5. See the Sea Turtles at La Flor Wildlife Refuge
From July until December, four of the seven species of sea turtles come to the beaches of Nicaragua to lay their eggs. The turtles heave themselves onto the beach before using their back flippers to dig a hole. They lay their eggs and depart, leaving their eggs to the mercy of nature. Conservationists collect the eggs and protect them until they hatch. Once hatched, the baby turtles are released in the ocean, something I got to help with when I visited. La Flor Wildlife Refuge, located approximately 45 minutes south of San Juan del Sur, is the best place to see the circle of life up close and personal.
The pace of life in Nicaragua is a lot slower than what a lot of foreigners are used to and it doesn’t take long to start slowing down. Swim in the ocean, spend the day by the pool, read in a hammock, enjoy happy hour, or just sit and take everything in.
3. Visit Isla de Ometepe
Located in Lago de Nicaragua, Ometepe is an island made up of two volcanoes, Concepcion and Maderas. Hiking the two volcanoes is one of the main draws of the island, but people also go for the general sleepy vibe and natural beauty. In addition to the volcanoes, other draws include the nature reserve Charco Verde, with its unusual green lake, and Ojo de Agua, a natural mineral spring. But my favorite thing to do there is to rent a scooter ($25/day) and motor around the island, which can easily be seen in a day.
The biggest tourist draw in the country, Granada has been enchanting visitors with its Spanish colonial architecture for years. Painted in bright, vibrant colors, picture opportunities are around every corner. Founded in 1524, Granada is one of the oldest cities in the Americas. A great place just to wander around and experience history firsthand. You can find the expected churches and museums, the Chocolate Museum being a favorite of mine.
1. Corn Islands
Quite simply paradise on earth. Often overlooked by visitors because its remote location on the Atlantic coast, the Corn Islands make the ideal place to relax. Crystal clear water and private beaches, visitors spend their days relaxing or enjoying the ocean. Snorkeling, swimming, scuba diving and fishing are all popular activities. You can fly into Big Corn from Managua ($150/return) before taking a small boat to Little Corn (30 minutes). Big Corn is better equipped with more accommodations and eating options. Little Corn is very small and is a car free island. Wander through the paths to find hidden beaches or listen to the surf from a hammock.

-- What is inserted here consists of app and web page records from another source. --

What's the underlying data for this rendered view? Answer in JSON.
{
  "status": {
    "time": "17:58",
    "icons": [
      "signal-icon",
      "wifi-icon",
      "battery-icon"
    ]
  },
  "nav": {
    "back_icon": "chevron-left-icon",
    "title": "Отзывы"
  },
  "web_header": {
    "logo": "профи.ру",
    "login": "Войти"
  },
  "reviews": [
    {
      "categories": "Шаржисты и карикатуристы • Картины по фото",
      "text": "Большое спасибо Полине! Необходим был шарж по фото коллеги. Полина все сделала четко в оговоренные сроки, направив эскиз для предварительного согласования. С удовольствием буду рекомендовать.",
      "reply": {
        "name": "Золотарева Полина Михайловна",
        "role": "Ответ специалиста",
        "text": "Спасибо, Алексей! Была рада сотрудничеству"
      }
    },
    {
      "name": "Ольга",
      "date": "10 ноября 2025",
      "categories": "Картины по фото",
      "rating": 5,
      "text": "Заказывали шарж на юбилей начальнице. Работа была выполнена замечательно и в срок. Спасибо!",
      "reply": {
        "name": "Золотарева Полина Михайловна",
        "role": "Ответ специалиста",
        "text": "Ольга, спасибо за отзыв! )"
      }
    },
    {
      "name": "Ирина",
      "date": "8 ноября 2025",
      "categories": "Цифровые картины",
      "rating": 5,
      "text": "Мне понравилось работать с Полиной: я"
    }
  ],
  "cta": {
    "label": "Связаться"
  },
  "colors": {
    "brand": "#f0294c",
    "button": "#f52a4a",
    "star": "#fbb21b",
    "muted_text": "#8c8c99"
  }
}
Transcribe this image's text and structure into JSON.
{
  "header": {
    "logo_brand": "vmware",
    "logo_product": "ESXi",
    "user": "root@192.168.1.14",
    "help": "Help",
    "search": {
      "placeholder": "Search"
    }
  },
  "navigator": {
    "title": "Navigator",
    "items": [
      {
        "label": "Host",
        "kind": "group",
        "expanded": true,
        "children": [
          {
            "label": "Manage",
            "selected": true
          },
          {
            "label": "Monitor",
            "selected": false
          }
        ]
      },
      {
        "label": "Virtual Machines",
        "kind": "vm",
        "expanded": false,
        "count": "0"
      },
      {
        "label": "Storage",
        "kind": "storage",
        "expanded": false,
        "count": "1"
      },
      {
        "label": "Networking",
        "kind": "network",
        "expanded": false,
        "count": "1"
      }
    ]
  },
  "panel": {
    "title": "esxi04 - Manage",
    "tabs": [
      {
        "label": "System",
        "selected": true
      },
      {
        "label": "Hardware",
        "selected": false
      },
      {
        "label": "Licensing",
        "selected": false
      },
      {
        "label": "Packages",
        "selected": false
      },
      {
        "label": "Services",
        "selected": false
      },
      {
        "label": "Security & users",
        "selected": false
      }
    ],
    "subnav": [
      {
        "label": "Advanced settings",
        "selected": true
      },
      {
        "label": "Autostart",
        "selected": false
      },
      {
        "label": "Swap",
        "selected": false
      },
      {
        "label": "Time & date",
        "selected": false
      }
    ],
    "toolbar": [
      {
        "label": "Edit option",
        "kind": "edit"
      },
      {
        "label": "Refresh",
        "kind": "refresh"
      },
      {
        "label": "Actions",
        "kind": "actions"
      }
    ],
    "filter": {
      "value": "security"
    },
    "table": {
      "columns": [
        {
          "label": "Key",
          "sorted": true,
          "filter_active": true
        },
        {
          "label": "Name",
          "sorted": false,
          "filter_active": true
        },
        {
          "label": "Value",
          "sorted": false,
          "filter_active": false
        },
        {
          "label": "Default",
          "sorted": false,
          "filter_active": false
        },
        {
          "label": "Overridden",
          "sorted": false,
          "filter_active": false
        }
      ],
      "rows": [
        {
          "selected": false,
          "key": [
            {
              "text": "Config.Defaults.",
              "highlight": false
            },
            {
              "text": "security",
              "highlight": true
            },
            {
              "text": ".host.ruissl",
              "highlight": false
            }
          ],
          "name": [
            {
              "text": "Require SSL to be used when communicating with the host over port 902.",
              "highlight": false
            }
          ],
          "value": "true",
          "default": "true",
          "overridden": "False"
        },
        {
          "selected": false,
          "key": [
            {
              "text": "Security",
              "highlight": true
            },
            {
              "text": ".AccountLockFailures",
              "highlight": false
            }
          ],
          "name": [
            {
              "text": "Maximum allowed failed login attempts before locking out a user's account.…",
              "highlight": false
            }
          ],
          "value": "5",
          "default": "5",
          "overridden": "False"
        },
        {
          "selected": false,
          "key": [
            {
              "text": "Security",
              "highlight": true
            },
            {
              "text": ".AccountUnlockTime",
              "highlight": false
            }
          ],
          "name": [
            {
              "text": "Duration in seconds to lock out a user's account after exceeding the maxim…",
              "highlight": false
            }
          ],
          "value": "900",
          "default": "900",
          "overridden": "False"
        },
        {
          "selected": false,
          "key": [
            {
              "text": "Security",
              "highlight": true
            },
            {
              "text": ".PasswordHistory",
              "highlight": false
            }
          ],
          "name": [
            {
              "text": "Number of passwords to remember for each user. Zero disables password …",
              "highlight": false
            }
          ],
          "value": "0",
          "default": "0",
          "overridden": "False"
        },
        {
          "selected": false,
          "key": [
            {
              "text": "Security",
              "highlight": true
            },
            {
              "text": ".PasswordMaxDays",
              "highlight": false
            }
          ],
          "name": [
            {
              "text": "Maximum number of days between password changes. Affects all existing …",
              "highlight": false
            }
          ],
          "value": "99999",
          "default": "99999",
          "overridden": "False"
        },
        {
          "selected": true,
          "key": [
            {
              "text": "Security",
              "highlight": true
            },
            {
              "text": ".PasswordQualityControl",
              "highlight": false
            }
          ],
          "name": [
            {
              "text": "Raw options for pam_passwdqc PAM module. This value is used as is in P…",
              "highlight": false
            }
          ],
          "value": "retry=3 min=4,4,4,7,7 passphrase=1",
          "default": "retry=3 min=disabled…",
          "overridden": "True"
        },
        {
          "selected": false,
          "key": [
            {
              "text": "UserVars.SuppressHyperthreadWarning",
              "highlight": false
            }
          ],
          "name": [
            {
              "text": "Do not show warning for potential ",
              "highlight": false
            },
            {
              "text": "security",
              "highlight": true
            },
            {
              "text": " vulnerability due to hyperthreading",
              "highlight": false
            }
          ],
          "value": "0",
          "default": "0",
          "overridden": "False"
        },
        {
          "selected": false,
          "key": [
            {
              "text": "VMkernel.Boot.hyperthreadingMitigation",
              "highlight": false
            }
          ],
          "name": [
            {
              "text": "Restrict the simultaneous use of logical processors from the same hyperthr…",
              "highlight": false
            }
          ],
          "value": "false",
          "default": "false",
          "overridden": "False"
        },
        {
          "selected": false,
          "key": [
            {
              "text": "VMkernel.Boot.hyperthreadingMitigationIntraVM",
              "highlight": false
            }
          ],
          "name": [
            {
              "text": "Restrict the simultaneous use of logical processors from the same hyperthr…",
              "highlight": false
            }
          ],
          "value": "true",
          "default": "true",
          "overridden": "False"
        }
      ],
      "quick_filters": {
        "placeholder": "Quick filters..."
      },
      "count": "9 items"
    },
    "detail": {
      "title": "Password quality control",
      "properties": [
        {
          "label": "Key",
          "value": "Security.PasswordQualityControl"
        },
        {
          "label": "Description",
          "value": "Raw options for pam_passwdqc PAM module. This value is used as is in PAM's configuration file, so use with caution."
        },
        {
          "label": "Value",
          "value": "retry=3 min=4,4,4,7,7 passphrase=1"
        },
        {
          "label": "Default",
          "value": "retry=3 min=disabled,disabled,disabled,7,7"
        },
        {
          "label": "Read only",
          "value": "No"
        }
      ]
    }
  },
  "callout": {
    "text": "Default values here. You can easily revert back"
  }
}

Quite the list, right? Here’s the thing: a secret this good doesn’t stay secret for long. Word is starting to get out and it won’t be long until it’s filled with tourists. Authentic experiences can still be found, so make sure you visit Nicaragua as soon as you can!